Entries from a dataset of interfaces:
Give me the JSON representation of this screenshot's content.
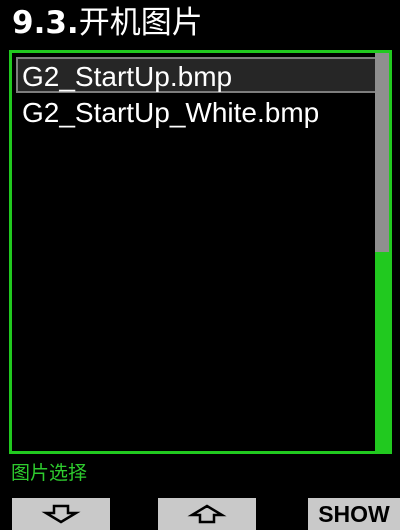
{
  "header": {
    "title_num": "9.3.",
    "title_text": "开机图片"
  },
  "file_list": {
    "items": [
      {
        "label": "G2_StartUp.bmp",
        "selected": true
      },
      {
        "label": "G2_StartUp_White.bmp",
        "selected": false
      }
    ],
    "scroll_position_fraction": 0.5
  },
  "status": {
    "text": "图片选择"
  },
  "footer": {
    "down_icon": "arrow-down-icon",
    "up_icon": "arrow-up-icon",
    "show_label": "SHOW"
  },
  "colors": {
    "accent_green": "#21c91f",
    "selection_border": "#7d7d7d",
    "button_bg": "#c9c9c9"
  }
}
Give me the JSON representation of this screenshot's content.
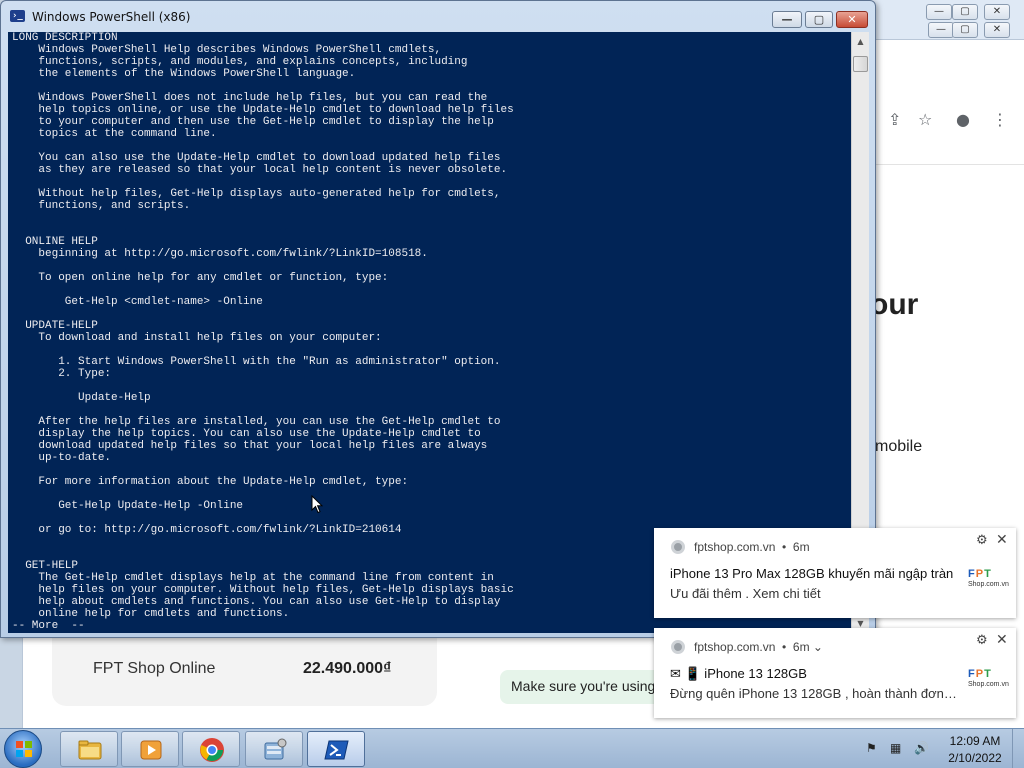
{
  "powershell": {
    "title": "Windows PowerShell (x86)",
    "controls": {
      "minimize": "—",
      "maximize": "▢",
      "close": "✕"
    },
    "console_text": "LONG DESCRIPTION\n    Windows PowerShell Help describes Windows PowerShell cmdlets,\n    functions, scripts, and modules, and explains concepts, including\n    the elements of the Windows PowerShell language.\n\n    Windows PowerShell does not include help files, but you can read the\n    help topics online, or use the Update-Help cmdlet to download help files\n    to your computer and then use the Get-Help cmdlet to display the help\n    topics at the command line.\n\n    You can also use the Update-Help cmdlet to download updated help files\n    as they are released so that your local help content is never obsolete.\n\n    Without help files, Get-Help displays auto-generated help for cmdlets,\n    functions, and scripts.\n\n\n  ONLINE HELP\n    beginning at http://go.microsoft.com/fwlink/?LinkID=108518.\n\n    To open online help for any cmdlet or function, type:\n\n        Get-Help <cmdlet-name> -Online\n\n  UPDATE-HELP\n    To download and install help files on your computer:\n\n       1. Start Windows PowerShell with the \"Run as administrator\" option.\n       2. Type:\n\n          Update-Help\n\n    After the help files are installed, you can use the Get-Help cmdlet to\n    display the help topics. You can also use the Update-Help cmdlet to\n    download updated help files so that your local help files are always\n    up-to-date.\n\n    For more information about the Update-Help cmdlet, type:\n\n       Get-Help Update-Help -Online\n\n    or go to: http://go.microsoft.com/fwlink/?LinkID=210614\n\n\n  GET-HELP\n    The Get-Help cmdlet displays help at the command line from content in\n    help files on your computer. Without help files, Get-Help displays basic\n    help about cmdlets and functions. You can also use Get-Help to display\n    online help for cmdlets and functions.\n-- More  --",
    "console_bg": "#012456",
    "console_fg": "#eeedf0"
  },
  "browser": {
    "heading_partial": "our",
    "text_partial": "mobile",
    "product_store": "FPT Shop Online",
    "product_price": "22.490.000₫",
    "hint": "Make sure you're using"
  },
  "notifications": [
    {
      "source": "fptshop.com.vn",
      "age": "6m",
      "title": "iPhone 13 Pro Max 128GB khuyến mãi ngập tràn",
      "body": "Ưu đãi thêm . Xem chi tiết"
    },
    {
      "source": "fptshop.com.vn",
      "age": "6m",
      "title": "✉ 📱 iPhone 13 128GB",
      "body": "Đừng quên iPhone 13 128GB , hoàn thành đơn…"
    }
  ],
  "taskbar": {
    "apps": [
      "file-explorer-icon",
      "media-player-icon",
      "chrome-icon",
      "control-panel-icon",
      "powershell-icon"
    ],
    "clock_time": "12:09 AM",
    "clock_date": "2/10/2022"
  },
  "colors": {
    "powershell_blue": "#012456",
    "fpt_blue": "#1d5bb9",
    "fpt_orange": "#e8722a",
    "fpt_green": "#2d9b4a"
  }
}
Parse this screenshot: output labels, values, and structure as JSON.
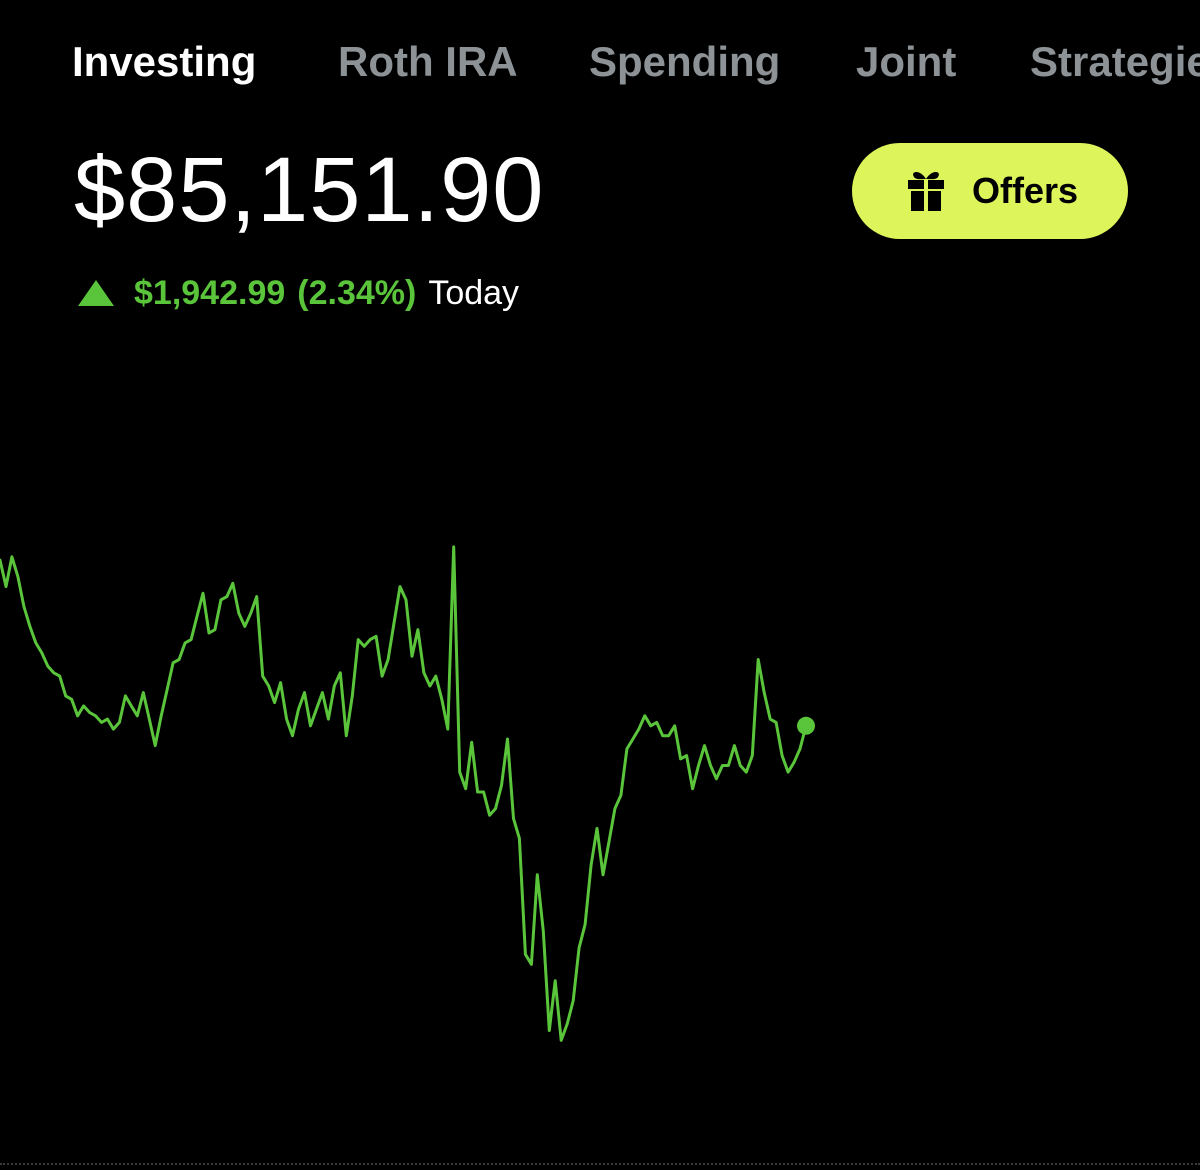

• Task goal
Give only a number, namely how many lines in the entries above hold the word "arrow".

• Solution
2